(Beginning of Dataset records)
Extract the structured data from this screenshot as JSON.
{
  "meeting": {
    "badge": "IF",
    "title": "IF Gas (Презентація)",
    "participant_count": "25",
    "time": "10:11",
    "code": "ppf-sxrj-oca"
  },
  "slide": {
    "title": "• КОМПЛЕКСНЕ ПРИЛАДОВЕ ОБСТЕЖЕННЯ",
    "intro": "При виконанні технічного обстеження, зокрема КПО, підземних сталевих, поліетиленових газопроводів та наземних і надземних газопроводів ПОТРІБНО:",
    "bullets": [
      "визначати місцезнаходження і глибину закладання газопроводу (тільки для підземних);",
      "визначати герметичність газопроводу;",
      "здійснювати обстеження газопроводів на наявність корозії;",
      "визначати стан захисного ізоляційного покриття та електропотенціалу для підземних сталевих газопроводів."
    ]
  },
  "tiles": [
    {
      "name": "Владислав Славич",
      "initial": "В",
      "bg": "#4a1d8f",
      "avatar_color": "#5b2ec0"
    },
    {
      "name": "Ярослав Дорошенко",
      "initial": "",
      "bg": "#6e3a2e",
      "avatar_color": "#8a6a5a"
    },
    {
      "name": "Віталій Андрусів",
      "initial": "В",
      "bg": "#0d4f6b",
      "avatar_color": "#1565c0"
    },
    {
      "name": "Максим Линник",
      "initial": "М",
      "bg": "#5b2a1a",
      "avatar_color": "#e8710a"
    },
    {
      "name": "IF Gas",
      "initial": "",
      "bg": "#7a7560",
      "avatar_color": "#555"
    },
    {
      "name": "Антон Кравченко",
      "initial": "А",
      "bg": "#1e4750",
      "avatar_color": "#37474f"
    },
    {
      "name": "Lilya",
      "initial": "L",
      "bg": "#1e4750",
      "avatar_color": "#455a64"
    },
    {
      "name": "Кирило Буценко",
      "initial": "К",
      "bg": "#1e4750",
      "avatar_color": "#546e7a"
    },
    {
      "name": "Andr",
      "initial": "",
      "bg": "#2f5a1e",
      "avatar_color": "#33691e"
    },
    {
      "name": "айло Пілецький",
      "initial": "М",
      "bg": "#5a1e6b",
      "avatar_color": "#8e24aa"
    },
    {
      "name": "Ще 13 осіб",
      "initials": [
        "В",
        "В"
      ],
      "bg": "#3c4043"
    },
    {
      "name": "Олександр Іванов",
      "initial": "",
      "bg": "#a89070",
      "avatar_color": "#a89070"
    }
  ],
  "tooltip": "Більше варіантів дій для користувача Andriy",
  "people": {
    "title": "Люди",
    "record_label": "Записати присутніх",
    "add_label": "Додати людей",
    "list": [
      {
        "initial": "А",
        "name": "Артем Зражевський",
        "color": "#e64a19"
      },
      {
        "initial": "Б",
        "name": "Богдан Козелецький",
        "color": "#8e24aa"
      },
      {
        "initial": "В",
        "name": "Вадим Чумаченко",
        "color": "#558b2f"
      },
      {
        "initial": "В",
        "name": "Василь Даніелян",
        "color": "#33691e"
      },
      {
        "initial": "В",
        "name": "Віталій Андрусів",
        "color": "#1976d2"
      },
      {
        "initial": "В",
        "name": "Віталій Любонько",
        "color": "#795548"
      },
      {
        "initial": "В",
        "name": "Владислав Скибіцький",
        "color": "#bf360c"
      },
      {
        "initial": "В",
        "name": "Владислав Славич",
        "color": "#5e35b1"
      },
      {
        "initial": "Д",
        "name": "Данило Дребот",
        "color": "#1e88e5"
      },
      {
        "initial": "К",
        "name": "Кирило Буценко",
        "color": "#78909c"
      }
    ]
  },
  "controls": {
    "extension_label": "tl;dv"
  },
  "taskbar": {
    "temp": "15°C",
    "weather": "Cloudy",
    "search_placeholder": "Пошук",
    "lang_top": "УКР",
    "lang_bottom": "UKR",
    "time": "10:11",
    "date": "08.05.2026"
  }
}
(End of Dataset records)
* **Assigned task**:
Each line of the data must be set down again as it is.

* **Result of this exercise**:
Extract the structured data from this screenshot as JSON.
{
  "meeting": {
    "badge": "IF",
    "title": "IF Gas (Презентація)",
    "participant_count": "25",
    "time": "10:11",
    "code": "ppf-sxrj-oca"
  },
  "slide": {
    "title": "• КОМПЛЕКСНЕ ПРИЛАДОВЕ ОБСТЕЖЕННЯ",
    "intro": "При виконанні технічного обстеження, зокрема КПО, підземних сталевих, поліетиленових газопроводів та наземних і надземних газопроводів ПОТРІБНО:",
    "bullets": [
      "визначати місцезнаходження і глибину закладання газопроводу (тільки для підземних);",
      "визначати герметичність газопроводу;",
      "здійснювати обстеження газопроводів на наявність корозії;",
      "визначати стан захисного ізоляційного покриття та електропотенціалу для підземних сталевих газопроводів."
    ]
  },
  "tiles": [
    {
      "name": "Владислав Славич",
      "initial": "В",
      "bg": "#4a1d8f",
      "avatar_color": "#5b2ec0"
    },
    {
      "name": "Ярослав Дорошенко",
      "initial": "",
      "bg": "#6e3a2e",
      "avatar_color": "#8a6a5a"
    },
    {
      "name": "Віталій Андрусів",
      "initial": "В",
      "bg": "#0d4f6b",
      "avatar_color": "#1565c0"
    },
    {
      "name": "Максим Линник",
      "initial": "М",
      "bg": "#5b2a1a",
      "avatar_color": "#e8710a"
    },
    {
      "name": "IF Gas",
      "initial": "",
      "bg": "#7a7560",
      "avatar_color": "#555"
    },
    {
      "name": "Антон Кравченко",
      "initial": "А",
      "bg": "#1e4750",
      "avatar_color": "#37474f"
    },
    {
      "name": "Lilya",
      "initial": "L",
      "bg": "#1e4750",
      "avatar_color": "#455a64"
    },
    {
      "name": "Кирило Буценко",
      "initial": "К",
      "bg": "#1e4750",
      "avatar_color": "#546e7a"
    },
    {
      "name": "Andr",
      "initial": "",
      "bg": "#2f5a1e",
      "avatar_color": "#33691e"
    },
    {
      "name": "айло Пілецький",
      "initial": "М",
      "bg": "#5a1e6b",
      "avatar_color": "#8e24aa"
    },
    {
      "name": "Ще 13 осіб",
      "initials": [
        "В",
        "В"
      ],
      "bg": "#3c4043"
    },
    {
      "name": "Олександр Іванов",
      "initial": "",
      "bg": "#a89070",
      "avatar_color": "#a89070"
    }
  ],
  "tooltip": "Більше варіантів дій для користувача Andriy",
  "people": {
    "title": "Люди",
    "record_label": "Записати присутніх",
    "add_label": "Додати людей",
    "list": [
      {
        "initial": "А",
        "name": "Артем Зражевський",
        "color": "#e64a19"
      },
      {
        "initial": "Б",
        "name": "Богдан Козелецький",
        "color": "#8e24aa"
      },
      {
        "initial": "В",
        "name": "Вадим Чумаченко",
        "color": "#558b2f"
      },
      {
        "initial": "В",
        "name": "Василь Даніелян",
        "color": "#33691e"
      },
      {
        "initial": "В",
        "name": "Віталій Андрусів",
        "color": "#1976d2"
      },
      {
        "initial": "В",
        "name": "Віталій Любонько",
        "color": "#795548"
      },
      {
        "initial": "В",
        "name": "Владислав Скибіцький",
        "color": "#bf360c"
      },
      {
        "initial": "В",
        "name": "Владислав Славич",
        "color": "#5e35b1"
      },
      {
        "initial": "Д",
        "name": "Данило Дребот",
        "color": "#1e88e5"
      },
      {
        "initial": "К",
        "name": "Кирило Буценко",
        "color": "#78909c"
      }
    ]
  },
  "controls": {
    "extension_label": "tl;dv"
  },
  "taskbar": {
    "temp": "15°C",
    "weather": "Cloudy",
    "search_placeholder": "Пошук",
    "lang_top": "УКР",
    "lang_bottom": "UKR",
    "time": "10:11",
    "date": "08.05.2026"
  }
}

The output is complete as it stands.